Destination: Web video. And if you believe that video is going to be the most important cog of the Web the stakes are very high (see Techmeme discussion). First a brief recap: Adobe unveiled its offline media player, which could become a threat to Windows Media Player. Microsoft also unveiled its Silverlight video tool, which looks to usurp Adobe's Flash video player.
To wit: Microsoft showed off its video side and announced Silverlight, which was formerly known as WPF/E (I'll take Silverlight thank you). Silverlight is an alleged Flash video killer.
When you look at the explosion of Flash video and how it has transformed the web, it was easy to see that Microsoft had to get in. Flash video happened almost by accident, but it really energized Adobe and gave it even more street credit with consumers and media companies alike.
Stewart goes on to point out that Flash video does have some weaknesses that Microsoft can exploit.
Microsoft's challenge: Good luck uprooting the Flash player, which has an 84 percent penetration as of March.
Adobe also took the wraps off of Philo, its media player. Now the player is known as Adobe Media Player, which will have DRM protections. Ryan Stewart sees it as a competitor to Joost.
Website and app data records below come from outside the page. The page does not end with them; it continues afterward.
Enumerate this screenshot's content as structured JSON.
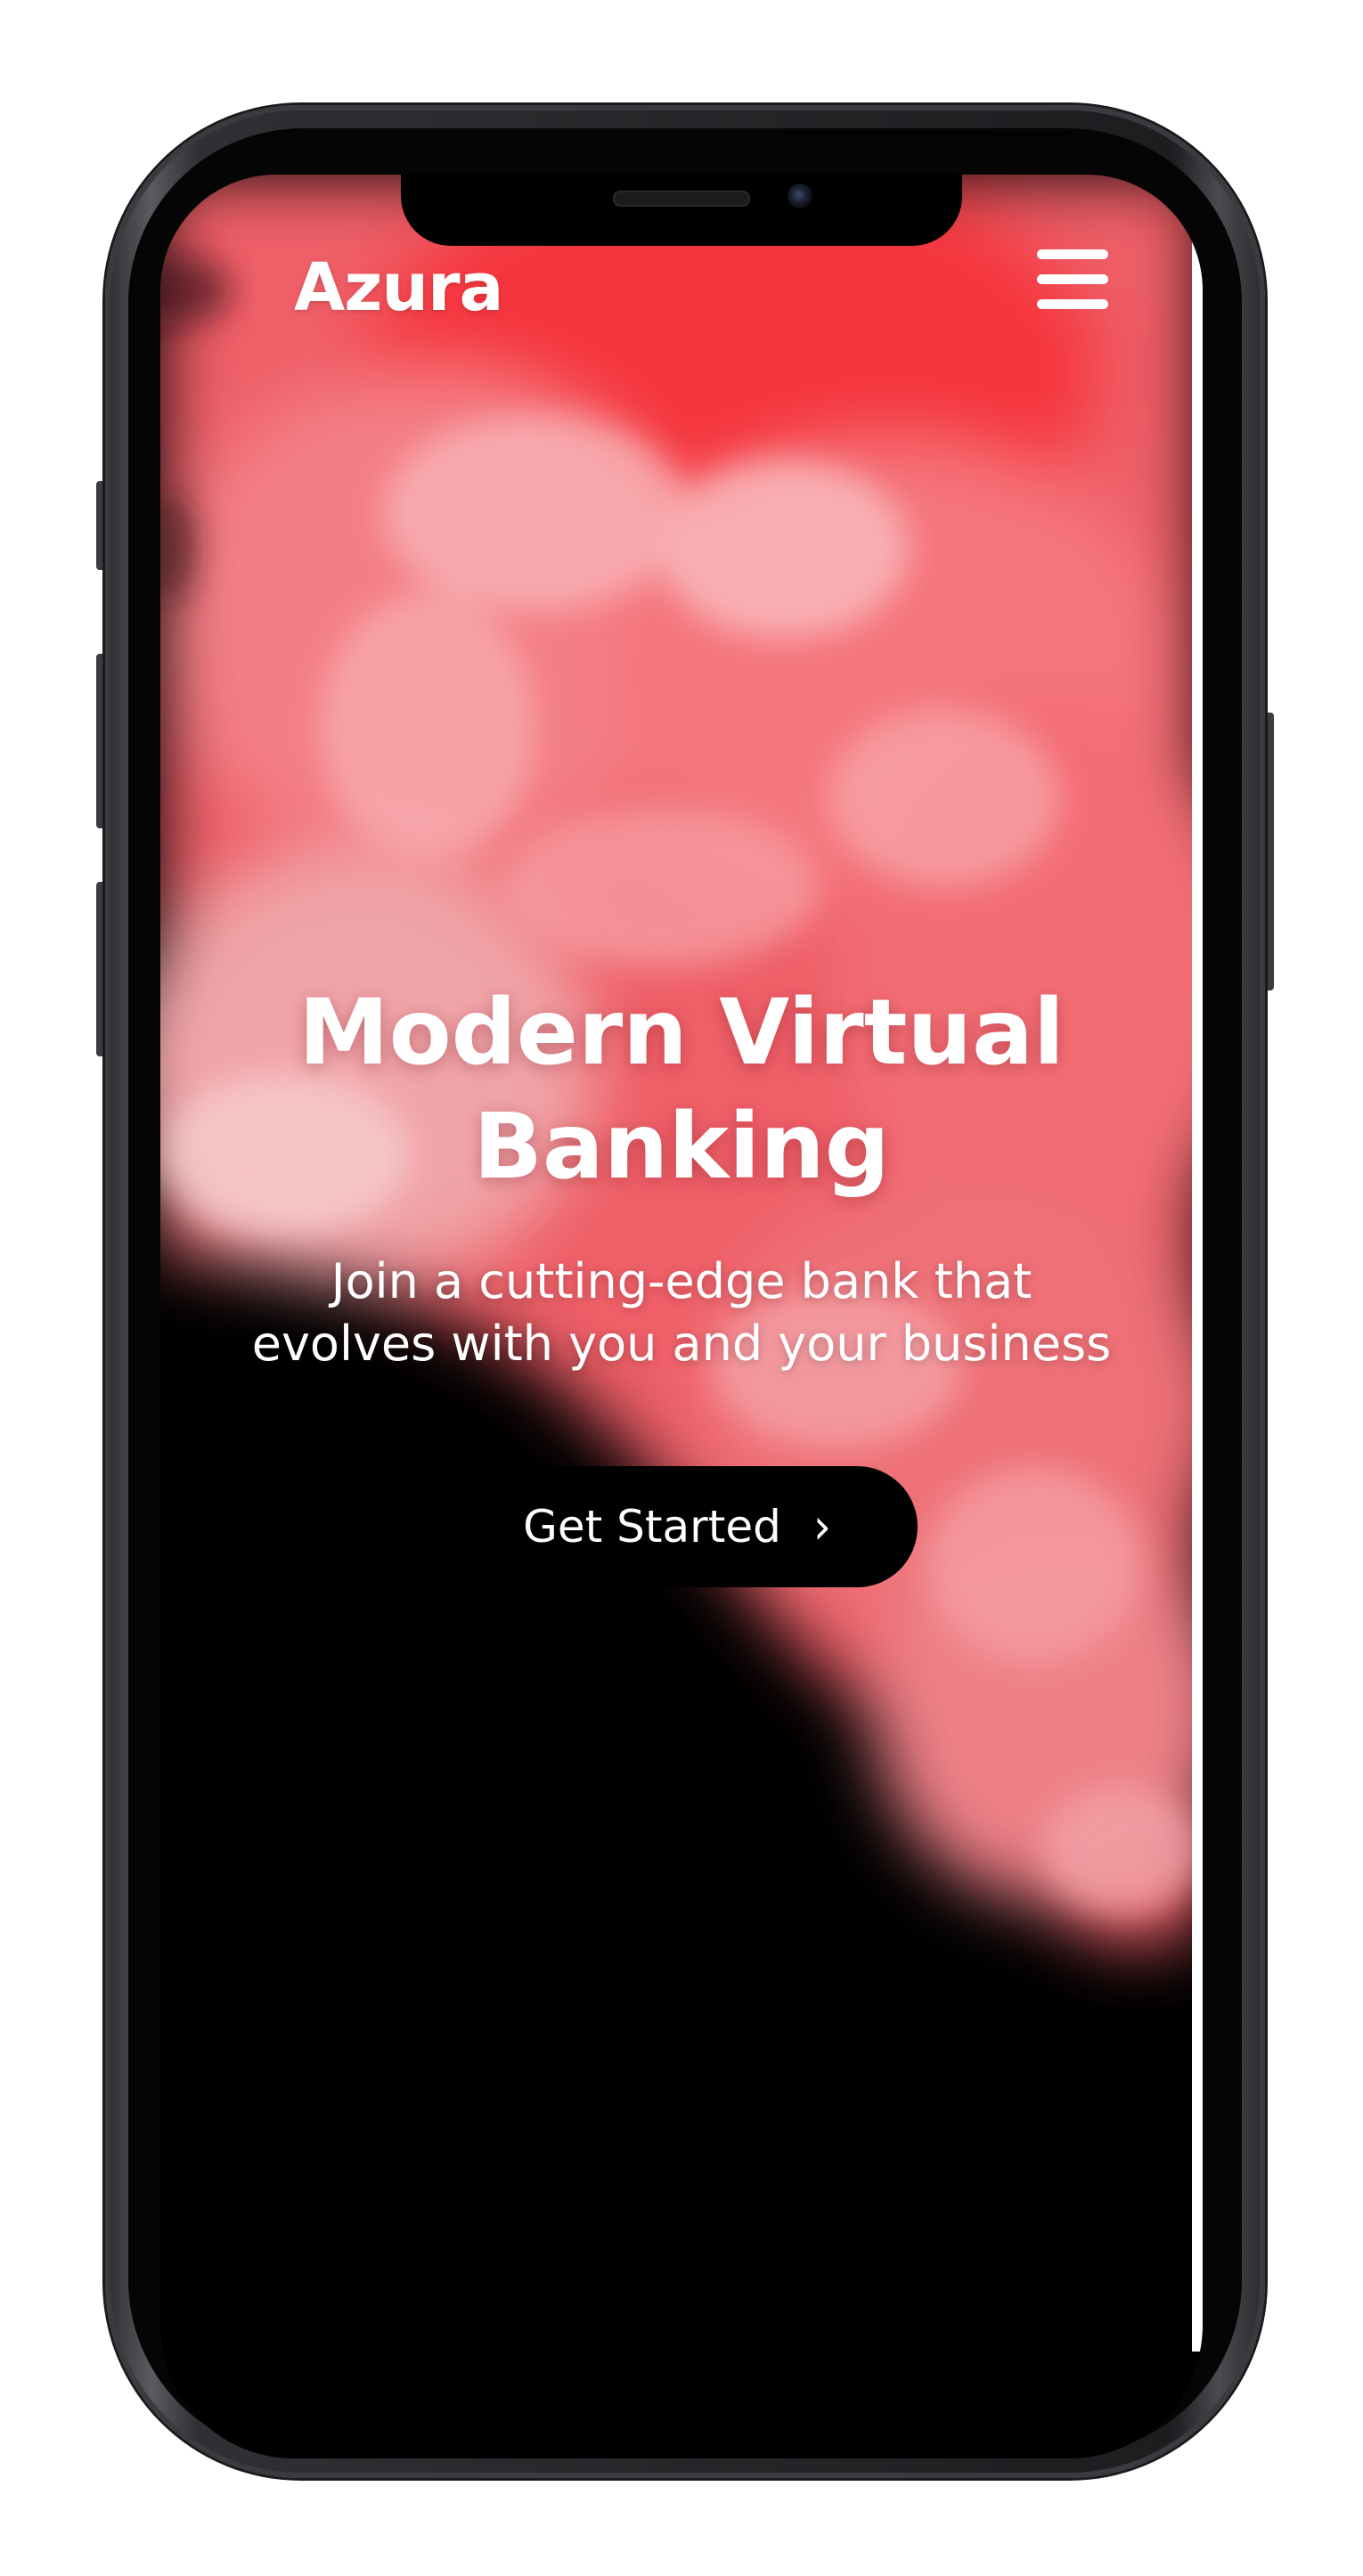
{
  "header": {
    "brand": "Azura",
    "menu_icon": "hamburger-menu-icon"
  },
  "hero": {
    "title_line1": "Modern Virtual",
    "title_line2": "Banking",
    "subtitle_line1": "Join a cutting-edge bank that",
    "subtitle_line2": "evolves with you and your business",
    "cta_label": "Get Started",
    "cta_icon": "chevron-right-icon"
  },
  "colors": {
    "background": "#000000",
    "smoke_primary": "#f0606a",
    "smoke_light": "#f8b0b4",
    "text": "#ffffff",
    "button_bg": "#000000"
  }
}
In reality, Adobe's media player, which will work offline, could become a viable threat to the Windows Media Player.
Adobe's challenge: Good luck uprooting the Windows Media Player, which is quite entrenched.
Call this battle a draw, but it's going to be really interesting as it unfolds.